Tracey Lawko in Studio

I create realistic landscapes and sculpted still-life in thread. These finely-stitched and richly-textured artworks interpret the natural world around my studio in the hills of the Niagara Escarpment. Themes of change, resilience and life-cycles permeate throughout. 

For my landscapes, my process is detailed and painterly. Starting with a simple drawing, I lay out my composition in collaged fabric. I then free-motion machine stitch with a longarm sewing machine, layering 30-50 different colours of thread until the base fabrics essentially disappear and a complex tapestry results. This is non-computerized, hand-guided drawing.

My still-lifes are high-relief sculptures celebrating beauty in the ordinary. Each element (leaf, stem, petal, bark, etc.) is created individually, shaped by hand and appliqued to a background. My innovative technique combines modern tools with traditional hand embroidery that has its roots in the 16thcentury raised-embroidery technique known as “stumpwork”.

For my installation “Change Enables Growth,” I use the life-cycle of trees as a metaphor for the stages of change: status quo, change event, transition and renewal. I have created large works utilising different textile techniques to correspond to each stage.

My current body of work, a series of nature studies focussing on the importance of pollinating insects, combines detailed free-motion machine stitching with hand-embroidery and stumpwork techniques.

I’m often asked: “why choose textile as a medium?” I have been embroidering and drawing since childhood and my work is an extension of those early passions. I love the depth and rich texture that can be achieved with textiles.

I’m also asked: “how long does it take?” The simple answer is a long time. I am working with a single sewing thread, sometimes by hand and other times by machine. While my longarm is large and intimidating to some, it isn’t automated in any way. It requires a steady, practiced hand to guide as well as many hours to layer the stitches to achieve my desired result. Thus, these works are all created “one stitch at a time.”

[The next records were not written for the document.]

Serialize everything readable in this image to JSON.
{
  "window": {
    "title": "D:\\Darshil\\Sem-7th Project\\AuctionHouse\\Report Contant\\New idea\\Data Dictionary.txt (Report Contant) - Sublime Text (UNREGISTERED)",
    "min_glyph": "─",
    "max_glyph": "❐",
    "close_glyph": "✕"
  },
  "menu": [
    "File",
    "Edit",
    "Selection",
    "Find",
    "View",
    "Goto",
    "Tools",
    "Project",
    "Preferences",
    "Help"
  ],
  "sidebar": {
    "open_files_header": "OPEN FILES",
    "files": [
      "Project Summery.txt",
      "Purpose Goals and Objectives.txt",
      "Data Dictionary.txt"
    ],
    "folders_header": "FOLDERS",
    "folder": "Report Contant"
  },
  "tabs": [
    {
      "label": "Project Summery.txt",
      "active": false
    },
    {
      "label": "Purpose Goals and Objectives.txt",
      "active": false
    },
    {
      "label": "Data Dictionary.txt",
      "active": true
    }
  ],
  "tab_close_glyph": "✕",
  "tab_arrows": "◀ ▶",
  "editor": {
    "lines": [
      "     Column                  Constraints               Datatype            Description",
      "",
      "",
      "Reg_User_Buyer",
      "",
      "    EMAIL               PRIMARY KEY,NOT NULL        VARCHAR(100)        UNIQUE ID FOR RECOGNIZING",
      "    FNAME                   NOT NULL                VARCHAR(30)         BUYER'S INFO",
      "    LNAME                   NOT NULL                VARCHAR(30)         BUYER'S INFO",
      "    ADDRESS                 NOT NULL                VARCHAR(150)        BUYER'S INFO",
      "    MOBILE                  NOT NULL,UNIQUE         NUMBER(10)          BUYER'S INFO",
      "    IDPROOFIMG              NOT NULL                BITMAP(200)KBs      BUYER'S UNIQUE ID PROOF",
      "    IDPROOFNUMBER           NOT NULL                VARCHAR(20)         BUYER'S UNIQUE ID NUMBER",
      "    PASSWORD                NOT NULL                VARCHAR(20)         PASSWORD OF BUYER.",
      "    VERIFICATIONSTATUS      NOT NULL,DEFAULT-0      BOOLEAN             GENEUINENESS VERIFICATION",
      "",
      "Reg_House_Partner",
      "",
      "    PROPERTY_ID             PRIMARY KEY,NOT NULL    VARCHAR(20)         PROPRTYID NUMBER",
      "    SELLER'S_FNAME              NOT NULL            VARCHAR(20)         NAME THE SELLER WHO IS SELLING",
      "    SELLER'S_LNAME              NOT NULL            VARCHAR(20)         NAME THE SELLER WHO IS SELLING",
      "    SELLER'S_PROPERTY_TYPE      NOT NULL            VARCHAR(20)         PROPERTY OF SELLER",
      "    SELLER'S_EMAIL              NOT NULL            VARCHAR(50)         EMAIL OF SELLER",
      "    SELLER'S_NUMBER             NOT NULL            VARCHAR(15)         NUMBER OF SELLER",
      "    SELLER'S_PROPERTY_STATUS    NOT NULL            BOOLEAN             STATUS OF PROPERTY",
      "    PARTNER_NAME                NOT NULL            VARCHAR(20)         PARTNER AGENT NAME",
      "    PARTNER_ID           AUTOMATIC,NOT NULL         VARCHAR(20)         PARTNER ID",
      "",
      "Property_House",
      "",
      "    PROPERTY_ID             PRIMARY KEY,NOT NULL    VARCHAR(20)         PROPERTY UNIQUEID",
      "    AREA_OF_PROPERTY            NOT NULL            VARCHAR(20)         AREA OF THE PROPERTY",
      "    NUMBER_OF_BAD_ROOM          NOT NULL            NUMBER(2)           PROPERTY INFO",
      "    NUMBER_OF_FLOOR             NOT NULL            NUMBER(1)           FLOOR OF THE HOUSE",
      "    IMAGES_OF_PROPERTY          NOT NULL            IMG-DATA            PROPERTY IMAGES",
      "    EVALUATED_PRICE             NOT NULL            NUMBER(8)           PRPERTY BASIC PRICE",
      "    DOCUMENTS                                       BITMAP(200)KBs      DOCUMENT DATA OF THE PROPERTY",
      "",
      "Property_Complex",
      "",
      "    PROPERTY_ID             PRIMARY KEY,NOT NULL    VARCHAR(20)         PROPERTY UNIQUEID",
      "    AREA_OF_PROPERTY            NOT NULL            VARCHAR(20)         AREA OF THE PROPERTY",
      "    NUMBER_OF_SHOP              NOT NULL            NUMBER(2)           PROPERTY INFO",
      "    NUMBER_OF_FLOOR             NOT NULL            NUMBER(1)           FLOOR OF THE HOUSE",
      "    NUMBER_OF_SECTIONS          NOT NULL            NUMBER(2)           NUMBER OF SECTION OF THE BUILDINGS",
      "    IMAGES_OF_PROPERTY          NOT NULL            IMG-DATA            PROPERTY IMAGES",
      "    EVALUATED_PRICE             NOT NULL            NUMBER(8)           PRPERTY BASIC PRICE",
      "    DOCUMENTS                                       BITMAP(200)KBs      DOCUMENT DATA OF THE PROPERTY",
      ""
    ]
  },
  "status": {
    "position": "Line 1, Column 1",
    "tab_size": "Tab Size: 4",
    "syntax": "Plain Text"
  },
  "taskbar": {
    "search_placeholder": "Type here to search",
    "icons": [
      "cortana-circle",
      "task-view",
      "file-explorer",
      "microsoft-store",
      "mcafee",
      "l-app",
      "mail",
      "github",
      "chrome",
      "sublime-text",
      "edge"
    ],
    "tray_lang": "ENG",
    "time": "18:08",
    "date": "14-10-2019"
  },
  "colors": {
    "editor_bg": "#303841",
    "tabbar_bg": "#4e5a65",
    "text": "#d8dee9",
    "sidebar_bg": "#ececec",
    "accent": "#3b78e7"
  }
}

My artwork has been juried into many international exhibitions and has been recognized with numerous awards. It is held in the permanent collection of the US National Quilt Museum and in private collections in North America and Europe.

My work is available through Roberts Gallery.